Dataset rows describing interfaces
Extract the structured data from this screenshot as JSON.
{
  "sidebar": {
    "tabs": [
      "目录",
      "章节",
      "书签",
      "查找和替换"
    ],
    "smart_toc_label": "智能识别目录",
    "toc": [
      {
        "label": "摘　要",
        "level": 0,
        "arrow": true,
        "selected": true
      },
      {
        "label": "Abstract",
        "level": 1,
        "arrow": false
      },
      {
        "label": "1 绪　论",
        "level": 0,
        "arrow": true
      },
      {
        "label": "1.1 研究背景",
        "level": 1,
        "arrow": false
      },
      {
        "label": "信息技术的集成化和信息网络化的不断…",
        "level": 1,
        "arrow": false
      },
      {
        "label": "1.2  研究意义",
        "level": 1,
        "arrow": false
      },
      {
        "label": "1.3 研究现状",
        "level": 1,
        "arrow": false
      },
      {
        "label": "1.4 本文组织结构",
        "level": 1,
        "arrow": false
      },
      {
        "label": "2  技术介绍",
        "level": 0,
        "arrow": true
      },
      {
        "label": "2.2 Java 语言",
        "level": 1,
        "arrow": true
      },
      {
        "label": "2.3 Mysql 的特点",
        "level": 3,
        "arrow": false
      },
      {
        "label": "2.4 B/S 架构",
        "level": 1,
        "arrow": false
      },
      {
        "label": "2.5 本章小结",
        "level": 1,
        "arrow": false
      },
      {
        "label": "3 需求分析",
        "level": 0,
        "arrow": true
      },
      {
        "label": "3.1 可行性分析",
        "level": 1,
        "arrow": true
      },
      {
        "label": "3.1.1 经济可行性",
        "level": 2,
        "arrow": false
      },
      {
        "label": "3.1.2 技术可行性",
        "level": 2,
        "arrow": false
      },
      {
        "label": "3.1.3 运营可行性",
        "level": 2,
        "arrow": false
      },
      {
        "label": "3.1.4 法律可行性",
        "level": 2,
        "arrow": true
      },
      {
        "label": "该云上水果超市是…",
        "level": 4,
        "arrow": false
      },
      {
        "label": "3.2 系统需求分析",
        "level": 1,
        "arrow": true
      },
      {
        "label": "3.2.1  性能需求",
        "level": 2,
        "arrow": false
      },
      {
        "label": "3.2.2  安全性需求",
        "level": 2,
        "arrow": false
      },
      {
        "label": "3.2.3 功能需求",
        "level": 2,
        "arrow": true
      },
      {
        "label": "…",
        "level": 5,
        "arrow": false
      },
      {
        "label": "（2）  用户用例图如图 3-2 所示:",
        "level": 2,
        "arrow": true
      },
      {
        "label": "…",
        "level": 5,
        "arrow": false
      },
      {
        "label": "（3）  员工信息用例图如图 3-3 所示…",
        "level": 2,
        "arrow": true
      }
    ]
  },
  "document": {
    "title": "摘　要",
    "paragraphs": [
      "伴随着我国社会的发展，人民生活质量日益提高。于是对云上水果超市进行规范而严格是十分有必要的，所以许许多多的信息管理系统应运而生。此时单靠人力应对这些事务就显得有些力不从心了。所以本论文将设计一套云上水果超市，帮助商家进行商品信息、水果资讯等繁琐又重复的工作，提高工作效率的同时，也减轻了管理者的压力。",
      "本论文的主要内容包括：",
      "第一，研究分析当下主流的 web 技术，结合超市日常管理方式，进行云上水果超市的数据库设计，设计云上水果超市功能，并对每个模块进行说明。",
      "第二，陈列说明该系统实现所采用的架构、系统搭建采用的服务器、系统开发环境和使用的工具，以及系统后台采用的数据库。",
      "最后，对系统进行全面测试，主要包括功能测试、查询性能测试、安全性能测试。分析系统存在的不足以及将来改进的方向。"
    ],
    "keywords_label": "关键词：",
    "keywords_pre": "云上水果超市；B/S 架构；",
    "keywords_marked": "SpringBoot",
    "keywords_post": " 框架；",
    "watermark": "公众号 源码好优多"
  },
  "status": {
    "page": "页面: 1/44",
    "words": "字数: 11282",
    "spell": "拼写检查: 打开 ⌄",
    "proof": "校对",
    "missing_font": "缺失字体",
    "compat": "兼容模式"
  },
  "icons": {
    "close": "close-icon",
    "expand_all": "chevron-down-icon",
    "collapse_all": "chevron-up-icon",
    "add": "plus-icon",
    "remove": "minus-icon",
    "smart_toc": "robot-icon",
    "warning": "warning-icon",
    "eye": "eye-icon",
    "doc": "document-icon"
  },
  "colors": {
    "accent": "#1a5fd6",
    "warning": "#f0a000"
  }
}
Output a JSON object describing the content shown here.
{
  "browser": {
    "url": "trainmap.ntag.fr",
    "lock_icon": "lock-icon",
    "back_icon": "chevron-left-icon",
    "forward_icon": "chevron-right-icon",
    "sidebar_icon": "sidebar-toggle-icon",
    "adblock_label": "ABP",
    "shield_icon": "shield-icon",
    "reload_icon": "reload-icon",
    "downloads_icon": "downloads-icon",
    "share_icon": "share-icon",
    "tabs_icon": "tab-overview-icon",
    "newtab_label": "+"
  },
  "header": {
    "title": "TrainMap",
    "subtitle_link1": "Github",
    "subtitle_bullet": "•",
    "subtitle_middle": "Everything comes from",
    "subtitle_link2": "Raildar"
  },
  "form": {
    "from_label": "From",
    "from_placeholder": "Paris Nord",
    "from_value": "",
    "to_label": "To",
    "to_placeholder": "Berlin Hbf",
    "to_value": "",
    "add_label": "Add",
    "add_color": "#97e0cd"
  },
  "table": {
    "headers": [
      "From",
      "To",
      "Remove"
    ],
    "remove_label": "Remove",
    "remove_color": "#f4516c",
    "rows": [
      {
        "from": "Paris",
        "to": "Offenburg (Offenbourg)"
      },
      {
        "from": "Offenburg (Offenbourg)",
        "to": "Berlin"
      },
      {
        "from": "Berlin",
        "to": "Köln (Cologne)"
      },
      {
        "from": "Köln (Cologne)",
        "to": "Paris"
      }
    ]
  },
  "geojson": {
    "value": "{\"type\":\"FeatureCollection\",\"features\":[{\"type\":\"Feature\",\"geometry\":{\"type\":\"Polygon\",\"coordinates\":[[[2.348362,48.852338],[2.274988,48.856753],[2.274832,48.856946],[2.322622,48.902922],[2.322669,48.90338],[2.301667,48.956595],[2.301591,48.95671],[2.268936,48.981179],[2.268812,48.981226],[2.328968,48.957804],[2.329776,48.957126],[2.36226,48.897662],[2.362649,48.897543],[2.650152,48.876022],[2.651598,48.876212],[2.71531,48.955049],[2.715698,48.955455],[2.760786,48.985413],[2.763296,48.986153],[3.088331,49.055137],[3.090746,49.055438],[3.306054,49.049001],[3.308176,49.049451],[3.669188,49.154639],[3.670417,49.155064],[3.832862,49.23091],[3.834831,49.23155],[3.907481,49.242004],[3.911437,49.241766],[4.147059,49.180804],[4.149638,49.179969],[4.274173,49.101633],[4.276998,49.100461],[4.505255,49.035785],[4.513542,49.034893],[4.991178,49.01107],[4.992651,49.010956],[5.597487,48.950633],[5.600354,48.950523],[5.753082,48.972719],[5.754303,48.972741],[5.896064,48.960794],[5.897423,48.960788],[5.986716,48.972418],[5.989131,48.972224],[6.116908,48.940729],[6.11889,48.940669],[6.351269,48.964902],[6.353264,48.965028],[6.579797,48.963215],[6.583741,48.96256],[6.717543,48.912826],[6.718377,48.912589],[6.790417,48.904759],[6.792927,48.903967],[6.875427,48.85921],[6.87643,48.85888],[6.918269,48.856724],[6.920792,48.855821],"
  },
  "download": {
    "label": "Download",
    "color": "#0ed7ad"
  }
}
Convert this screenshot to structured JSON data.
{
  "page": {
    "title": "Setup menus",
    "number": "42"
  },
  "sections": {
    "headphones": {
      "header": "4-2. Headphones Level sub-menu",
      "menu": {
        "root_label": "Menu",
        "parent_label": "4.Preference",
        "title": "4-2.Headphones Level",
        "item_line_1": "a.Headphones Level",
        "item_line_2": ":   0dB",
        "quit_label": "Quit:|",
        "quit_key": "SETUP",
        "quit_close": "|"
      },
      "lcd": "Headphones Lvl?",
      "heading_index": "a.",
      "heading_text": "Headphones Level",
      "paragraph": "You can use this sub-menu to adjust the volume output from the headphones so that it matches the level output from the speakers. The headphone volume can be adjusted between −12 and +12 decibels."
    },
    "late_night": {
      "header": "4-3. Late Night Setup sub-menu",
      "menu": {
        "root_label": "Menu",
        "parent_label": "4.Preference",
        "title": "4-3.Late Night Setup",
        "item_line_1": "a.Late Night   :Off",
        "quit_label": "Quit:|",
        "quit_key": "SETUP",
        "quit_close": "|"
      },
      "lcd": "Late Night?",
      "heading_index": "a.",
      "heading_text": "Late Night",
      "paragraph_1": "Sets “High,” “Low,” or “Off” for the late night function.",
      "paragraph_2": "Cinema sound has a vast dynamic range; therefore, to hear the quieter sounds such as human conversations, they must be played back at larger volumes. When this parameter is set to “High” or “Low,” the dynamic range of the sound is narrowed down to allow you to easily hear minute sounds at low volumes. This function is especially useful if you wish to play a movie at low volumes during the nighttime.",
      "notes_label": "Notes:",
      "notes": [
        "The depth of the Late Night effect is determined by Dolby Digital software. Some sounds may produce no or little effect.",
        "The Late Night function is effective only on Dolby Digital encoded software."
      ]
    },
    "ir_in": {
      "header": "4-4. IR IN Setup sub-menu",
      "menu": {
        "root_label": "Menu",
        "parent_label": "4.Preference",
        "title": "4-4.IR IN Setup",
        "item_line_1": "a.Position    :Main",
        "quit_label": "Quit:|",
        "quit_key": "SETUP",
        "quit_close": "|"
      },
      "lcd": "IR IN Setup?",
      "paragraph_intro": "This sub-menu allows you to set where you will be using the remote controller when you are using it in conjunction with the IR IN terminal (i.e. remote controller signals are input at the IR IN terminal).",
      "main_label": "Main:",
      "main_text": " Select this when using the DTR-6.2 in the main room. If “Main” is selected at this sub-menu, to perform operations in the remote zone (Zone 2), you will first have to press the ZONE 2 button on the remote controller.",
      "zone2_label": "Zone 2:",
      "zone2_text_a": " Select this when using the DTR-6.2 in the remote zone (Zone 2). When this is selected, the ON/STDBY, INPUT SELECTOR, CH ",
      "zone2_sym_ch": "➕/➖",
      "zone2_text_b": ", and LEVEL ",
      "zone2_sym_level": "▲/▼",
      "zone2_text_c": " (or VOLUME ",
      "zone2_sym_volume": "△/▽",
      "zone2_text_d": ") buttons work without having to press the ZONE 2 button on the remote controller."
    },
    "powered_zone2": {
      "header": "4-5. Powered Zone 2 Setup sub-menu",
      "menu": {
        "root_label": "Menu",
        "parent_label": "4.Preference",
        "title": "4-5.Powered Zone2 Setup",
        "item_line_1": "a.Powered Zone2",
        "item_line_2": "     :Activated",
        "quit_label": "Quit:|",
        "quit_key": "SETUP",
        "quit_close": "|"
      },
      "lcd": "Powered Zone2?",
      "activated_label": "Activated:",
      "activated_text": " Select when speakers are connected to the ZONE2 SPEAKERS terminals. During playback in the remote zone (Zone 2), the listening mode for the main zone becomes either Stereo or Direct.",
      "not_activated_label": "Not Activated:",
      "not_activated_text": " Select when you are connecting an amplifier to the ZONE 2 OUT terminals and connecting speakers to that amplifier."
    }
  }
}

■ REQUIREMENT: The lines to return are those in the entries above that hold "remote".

■ RESPONSE AREA:
      "paragraph_intro": "This sub-menu allows you to set where you will be using the remote controller when you are using it in conjunction with the IR IN terminal (i.e. remote controller signals are input at the IR IN terminal).",
      "main_text": " Select this when using the DTR-6.2 in the main room. If “Main” is selected at this sub-menu, to perform operations in the remote zone (Zone 2), you will first have to press the ZONE 2 button on the remote controller.",
      "zone2_text_a": " Select this when using the DTR-6.2 in the remote zone (Zone 2). When this is selected, the ON/STDBY, INPUT SELECTOR, CH ",
      "zone2_text_d": ") buttons work without having to press the ZONE 2 button on the remote controller."
      "activated_text": " Select when speakers are connected to the ZONE2 SPEAKERS terminals. During playback in the remote zone (Zone 2), the listening mode for the main zone becomes either Stereo or Direct.",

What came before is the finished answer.